Most of the activities you do each day require the use of your hands and wrists. Hand and wrist strength allows you to perform many daily activities, including playing sports, playing instruments, cooking, and cleaning. When performing hand and wrist exercises, you can use inexpensive objects around your house, like a soup can, a sock filled with beans, or a full milk jug, advises the National Institute of Aging.
Ball squeezes help you to build your grip strength. Grip strength will help you open jars, pick things up and hold things, according to the NIA. To perform ball squeezes you need a tennis ball, small rubber ball, or other squeezable object about the size of a tennis ball. Hold the ball in one hand and slowly squeeze it as hard as you can for three to five seconds. Slowly relax your hand. Repeat 10 to 15 times with each hand.
Thumb opposition exercises help to strengthen the fingers in your hand. Start this exercise by bringing the thumb and index finger of your left hand together.
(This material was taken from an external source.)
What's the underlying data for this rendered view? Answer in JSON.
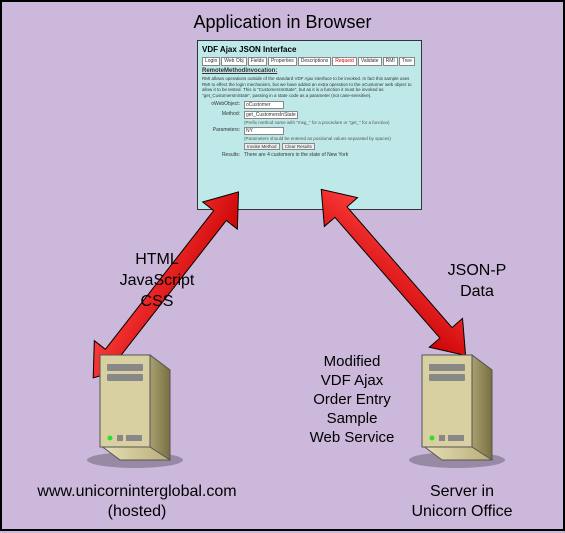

Squeeze them together as hard as you can, without causing yourself pain. Hold for five seconds. Continue this pattern for your middle finger, ring finger, and pinky. Repeat the exercise for three repetitions on each finger, on each hand, advises PhysioAdvisor.com.
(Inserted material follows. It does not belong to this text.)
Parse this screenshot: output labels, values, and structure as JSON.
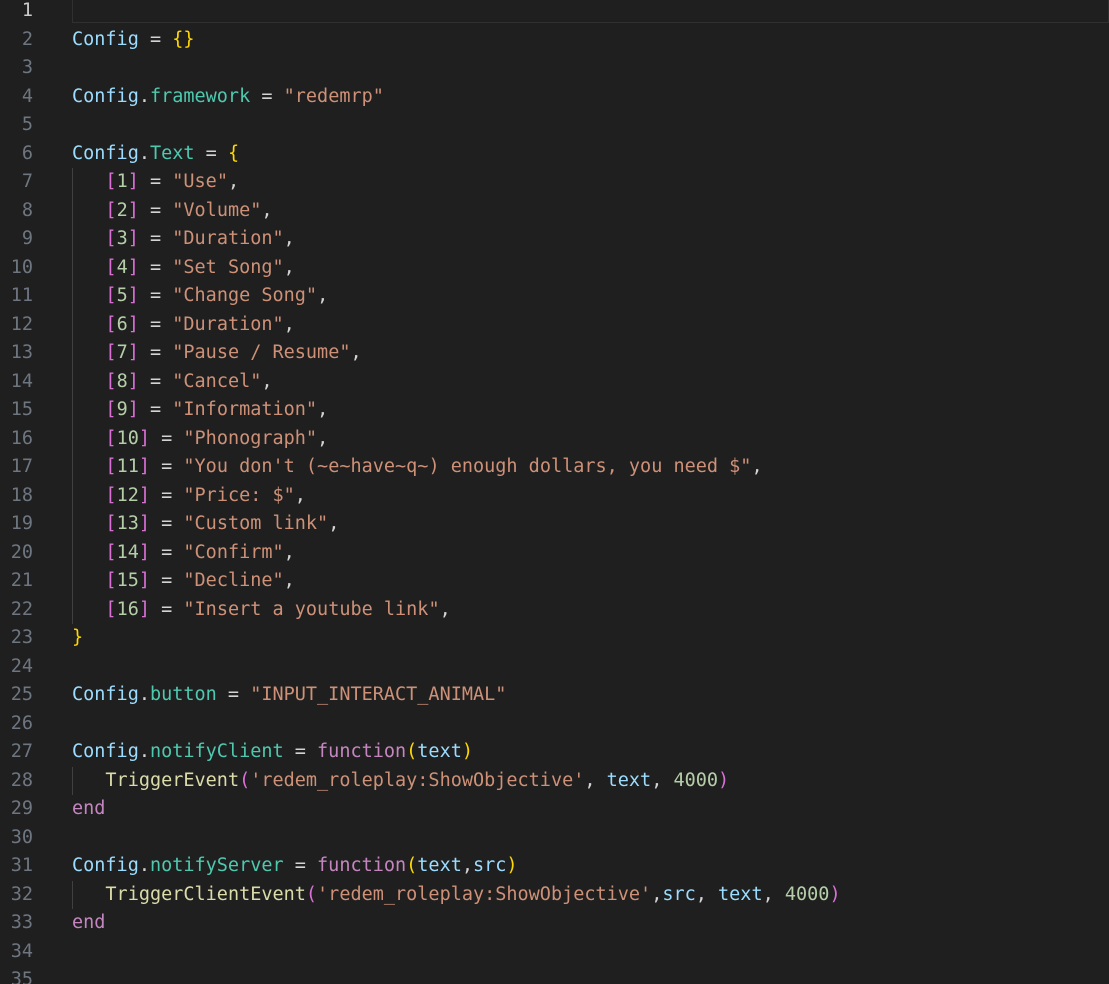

Finger adduction also works to strengthen the muscles of your hand and fingers. Start by holding your hand out flat. Keeping your fingers and thumb straight, and your hand flat. Squeeze your fingers and thumb together as hard as possible. Hold for five seconds and relax. PhysioAdvisor.com suggests doing this exercise 10 times for each hand.
Wrist Flexion and Extension
Performing wrist flexion and extension using some kind of weight for resistance helps build the muscles in the wrist, allowing you to lift heavier objects without straining your wrist, according to the NIA. Sit in a chair with arms. Rest your forearm on the arm of the chair with your hand completely over the end. Hold a weight (can of soup, sock filled with beans, full milk jug or other homemade weight) with your palm facing upward. Slowly extend your wrist as far as comfortable. Slowly flex your wrist as far as comfortable. Repeat 10 to 15 times for each wrist.
Wrist Pronation and Supination
Wrist pronation and supination help prevent sprains of the wrist when maneuvering objects. Sit or stand with your arms at your side, elbows bent to a 90-degree angle. Holding a weight rotate your wrist to turn your palm up and then turn your palm down. The University Sports Medicine advises that you keep your elbow still throughout the movement. Repeat this motion for three sets of 10 for each wrist.